Normal view MARC view ISBD view

Mapping morality in postwar German women's fiction : Christa Wolf, Ingeborg Drewitz, and Grete Weil / Michelle Mattson.

By: Mattson, Michelle.
Material type: TextTextSeries: JSTOR eBooks.Studies in German literature, linguistics, and culture: Publisher: Rochester, N.Y. : Camden House, 2010Description: 1 online resource (212 pages).Content type: text Media type: computer Carrier type: online resourceISBN: 9781571137159; 1571137157.Subject(s): German literature -- Women authors -- History and criticism | Ethics in literatureAdditional physical formats: Print version:: Mapping morality in postwar German women's fiction.DDC classification: 833/.91409353 Online resources: Click here to view this ebook.
Contents:
The individual, memory, and history -- Feminism, the self, and community -- Ingeborg Drewitz: families, historical conflict, and moral mapping -- Christa Wolf: rehearsing individual and collective responsibility -- Grete Weil: the costs of abstract principles.
Tags from this library: No tags from this library for this title. Log in to add tags.
Item type Current location Call number URL Status Date due Barcode
Electronic Book UT Tyler Online
Online
PT167 .M38 2010 (Browse shelf) https://ezproxy.uttyler.edu/login?url=http://www.jstor.org/stable/10.7722/j.ctt81g6j Available ocn655778616

Includes bibliographical references (pages 193-207) and index.

The individual, memory, and history -- Feminism, the self, and community -- Ingeborg Drewitz: families, historical conflict, and moral mapping -- Christa Wolf: rehearsing individual and collective responsibility -- Grete Weil: the costs of abstract principles.

Print version record.

Reviews provided by Syndetics

CHOICE Review

In this coherent, convincing investigation, Mattson (Rhodes College) looks at how Wolf, Drewitz, and Weil--in stories that functioned almost as laboratory experiments--placed their female protagonists in situations that would yield answers to questions about previous moral failings and provide models for future behavior laboratory experiments. The new paradigms would need to be suited to those who care for others, and in arguing this Mattson looks at the Jewish German woman in Weil's Brautpreis, a character who envisions defying Nazi authority but is constrained by the need to care for her mother. Mattson begins the book with a discussion of general concepts of responsibility, and explains contemporary feminist formulations of a kind of morality that considers personal and public moral imperatives. In her literary analyses, Mattson shows that Drewitz describes circles of relationships, whereas Wolf triangulates spheres of ever-widening responsibility. Diverging from these authors, Weil investigates (particularly in Meine Schwester Antigone) the necessity for outspoken public defense of morality, but her characters, like those of the other writers, fail to achieve such worthy goals.
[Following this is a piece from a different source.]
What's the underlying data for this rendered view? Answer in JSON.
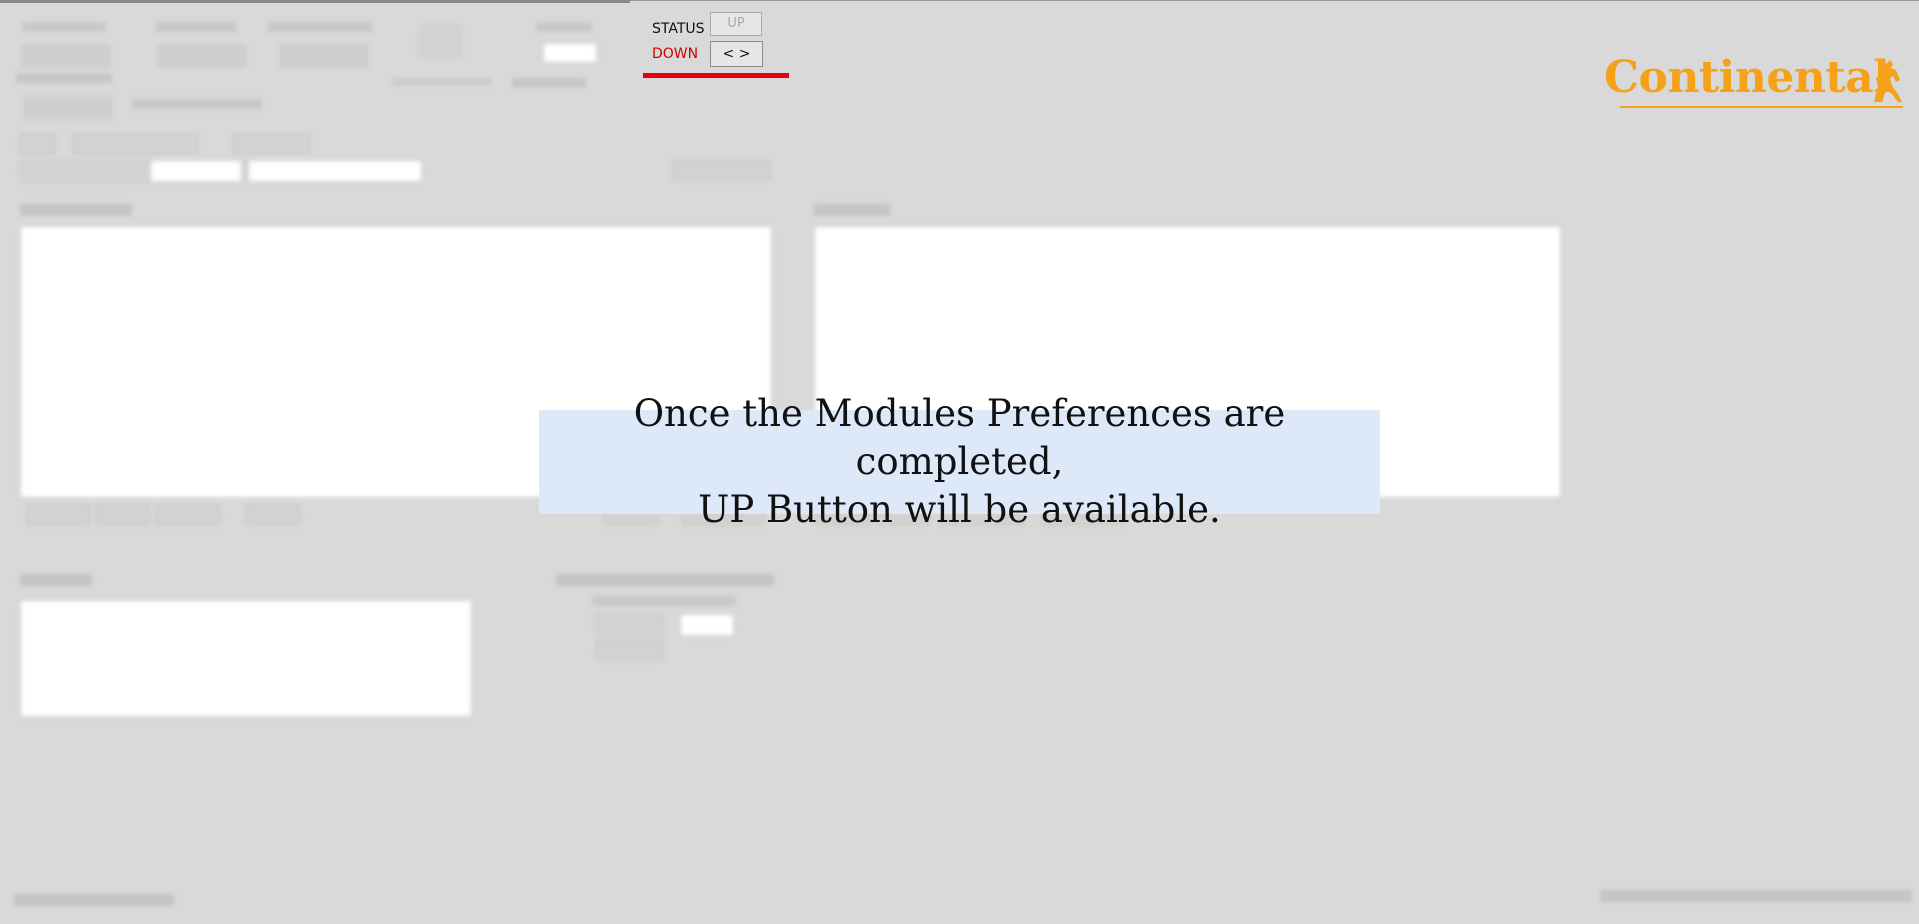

Mattson offers new insights into three representative authors of contemporary German fiction. Summing Up: Recommended. Upper-division undergraduates and above. E. Wickersham emerita, Rosemont College

There are no comments for this item.

Log in to your account to post a comment.